In Smith, the (c)(1)(C) agreement included a guidelines calculation worksheet which came to an offense level of 35, 2 levels lower than the apparently correct offense level. This was because the plea agreement applied a 2 level enhancement for Smith’s role in the offense, and the guidelines would have applied a 4 level enhancement. At the time of sentencing, defense counsel argued that this 2 level difference was the product of plea negotiations, and,
"Worshiping the dead mandatory guidelines gives honor to the deceased guidelines and gives them more weight and respect than the rulings of the United States Supreme Court and the Sixth Circuit Court of Appeals. The mandatory guidelines should be left in their crypt and not brought above ground level."
Smith was then sentenced pursuant to the lower guidelines range contained in the plea agreement. Accordingly, if Smith’s guidelines range was calculated today, it would be the same one he was sentenced to (-2 for the new crack guidelines, +2 for the 4 level role enhancement instead of the 2 level one). However, the 6th Circuit held that Smith can have his cake and eat it too. He gets the benefit of the below guidelines range sentence in the (c)(1)(C) agreement and the benefit of the new crack guidelines.

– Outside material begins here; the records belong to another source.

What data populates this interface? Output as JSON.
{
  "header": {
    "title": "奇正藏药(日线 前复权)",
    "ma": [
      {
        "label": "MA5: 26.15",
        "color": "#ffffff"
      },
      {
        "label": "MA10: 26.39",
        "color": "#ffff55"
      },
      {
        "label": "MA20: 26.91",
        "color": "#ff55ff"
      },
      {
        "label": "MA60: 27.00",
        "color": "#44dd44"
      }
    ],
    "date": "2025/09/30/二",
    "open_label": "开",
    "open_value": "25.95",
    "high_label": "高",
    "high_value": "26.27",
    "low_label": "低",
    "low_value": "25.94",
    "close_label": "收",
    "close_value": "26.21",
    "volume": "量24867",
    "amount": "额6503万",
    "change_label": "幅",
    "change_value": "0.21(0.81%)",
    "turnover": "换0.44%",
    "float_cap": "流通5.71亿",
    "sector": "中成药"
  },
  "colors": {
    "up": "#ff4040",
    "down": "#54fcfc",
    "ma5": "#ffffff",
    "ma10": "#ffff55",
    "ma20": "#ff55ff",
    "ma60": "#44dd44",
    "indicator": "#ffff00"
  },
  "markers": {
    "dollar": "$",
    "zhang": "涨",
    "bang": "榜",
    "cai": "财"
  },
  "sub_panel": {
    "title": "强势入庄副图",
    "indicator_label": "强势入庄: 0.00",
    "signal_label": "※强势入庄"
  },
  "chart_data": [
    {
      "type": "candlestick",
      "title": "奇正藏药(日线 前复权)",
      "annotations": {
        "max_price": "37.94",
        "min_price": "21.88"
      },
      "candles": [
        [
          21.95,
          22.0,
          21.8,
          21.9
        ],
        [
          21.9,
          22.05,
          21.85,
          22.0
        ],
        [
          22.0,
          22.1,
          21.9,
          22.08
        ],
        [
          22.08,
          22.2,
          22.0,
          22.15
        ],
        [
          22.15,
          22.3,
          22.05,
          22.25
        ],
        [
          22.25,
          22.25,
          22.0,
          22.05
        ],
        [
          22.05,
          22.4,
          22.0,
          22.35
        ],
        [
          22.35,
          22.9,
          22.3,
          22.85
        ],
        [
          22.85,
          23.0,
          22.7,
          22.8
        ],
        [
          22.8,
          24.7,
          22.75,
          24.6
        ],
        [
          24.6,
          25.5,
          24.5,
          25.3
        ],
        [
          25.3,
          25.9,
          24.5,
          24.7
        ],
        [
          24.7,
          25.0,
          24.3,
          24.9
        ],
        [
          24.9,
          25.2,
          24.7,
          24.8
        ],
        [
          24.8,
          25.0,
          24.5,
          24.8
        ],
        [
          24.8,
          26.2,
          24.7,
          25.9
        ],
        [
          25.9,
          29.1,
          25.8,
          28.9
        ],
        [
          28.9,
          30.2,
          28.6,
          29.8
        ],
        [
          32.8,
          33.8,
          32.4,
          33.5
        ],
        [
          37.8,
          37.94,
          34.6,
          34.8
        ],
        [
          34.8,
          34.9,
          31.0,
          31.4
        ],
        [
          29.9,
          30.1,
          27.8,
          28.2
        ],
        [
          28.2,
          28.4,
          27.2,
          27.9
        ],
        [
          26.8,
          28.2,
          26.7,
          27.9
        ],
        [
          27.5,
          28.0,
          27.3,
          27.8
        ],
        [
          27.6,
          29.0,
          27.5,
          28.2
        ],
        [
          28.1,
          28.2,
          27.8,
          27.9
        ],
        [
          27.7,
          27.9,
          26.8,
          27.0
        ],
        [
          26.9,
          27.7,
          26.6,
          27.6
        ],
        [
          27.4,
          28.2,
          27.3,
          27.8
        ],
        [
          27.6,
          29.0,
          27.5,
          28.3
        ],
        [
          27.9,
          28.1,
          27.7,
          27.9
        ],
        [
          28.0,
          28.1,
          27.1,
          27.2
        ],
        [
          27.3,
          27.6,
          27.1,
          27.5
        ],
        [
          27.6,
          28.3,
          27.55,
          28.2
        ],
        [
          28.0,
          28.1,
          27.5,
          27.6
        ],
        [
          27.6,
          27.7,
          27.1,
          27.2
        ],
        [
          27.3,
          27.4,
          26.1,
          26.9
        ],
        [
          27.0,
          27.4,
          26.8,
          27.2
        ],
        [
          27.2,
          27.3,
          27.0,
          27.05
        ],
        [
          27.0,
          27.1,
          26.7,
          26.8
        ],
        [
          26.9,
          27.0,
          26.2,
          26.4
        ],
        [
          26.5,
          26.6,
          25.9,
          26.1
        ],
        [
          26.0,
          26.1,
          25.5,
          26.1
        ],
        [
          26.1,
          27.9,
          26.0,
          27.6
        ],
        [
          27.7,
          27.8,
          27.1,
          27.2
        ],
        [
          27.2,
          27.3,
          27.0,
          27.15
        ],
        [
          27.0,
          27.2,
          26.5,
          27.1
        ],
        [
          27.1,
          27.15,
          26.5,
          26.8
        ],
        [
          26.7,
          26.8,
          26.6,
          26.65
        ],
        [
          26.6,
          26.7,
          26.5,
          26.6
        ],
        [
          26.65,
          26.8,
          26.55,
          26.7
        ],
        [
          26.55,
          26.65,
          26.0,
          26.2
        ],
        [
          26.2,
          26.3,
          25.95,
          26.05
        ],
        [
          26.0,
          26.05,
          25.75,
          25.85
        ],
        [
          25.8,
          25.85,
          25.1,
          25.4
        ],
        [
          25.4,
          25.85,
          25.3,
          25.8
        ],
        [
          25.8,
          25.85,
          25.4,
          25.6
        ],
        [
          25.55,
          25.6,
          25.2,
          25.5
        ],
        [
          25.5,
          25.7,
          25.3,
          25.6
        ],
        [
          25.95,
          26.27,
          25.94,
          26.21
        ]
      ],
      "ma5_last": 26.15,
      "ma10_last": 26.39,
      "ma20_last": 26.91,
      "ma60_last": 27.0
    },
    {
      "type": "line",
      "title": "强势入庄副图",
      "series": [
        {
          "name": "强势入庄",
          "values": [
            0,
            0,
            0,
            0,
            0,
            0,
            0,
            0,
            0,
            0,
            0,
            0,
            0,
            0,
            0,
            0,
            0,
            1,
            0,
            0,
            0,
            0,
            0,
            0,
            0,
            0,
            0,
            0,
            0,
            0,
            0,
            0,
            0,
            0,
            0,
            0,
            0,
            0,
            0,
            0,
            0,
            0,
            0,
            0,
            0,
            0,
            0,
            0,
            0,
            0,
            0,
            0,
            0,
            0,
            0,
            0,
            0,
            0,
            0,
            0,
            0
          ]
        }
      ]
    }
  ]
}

The Court reached this conclusion by deciding that “the applicable Guidelines range for purposes of § 3852(c) is the one provided in the plea agreement.” In other words, on a 3582 motion, the court is stuck with all guidelines calculations provided in the (c)(1)(C) agreement, whether they result from mistakes, concessions, or otherwise. The one exception, of course, is a guidelines amendment like the crack one that lowers the guidelines ranges and entitles a defendant to 3582 relief.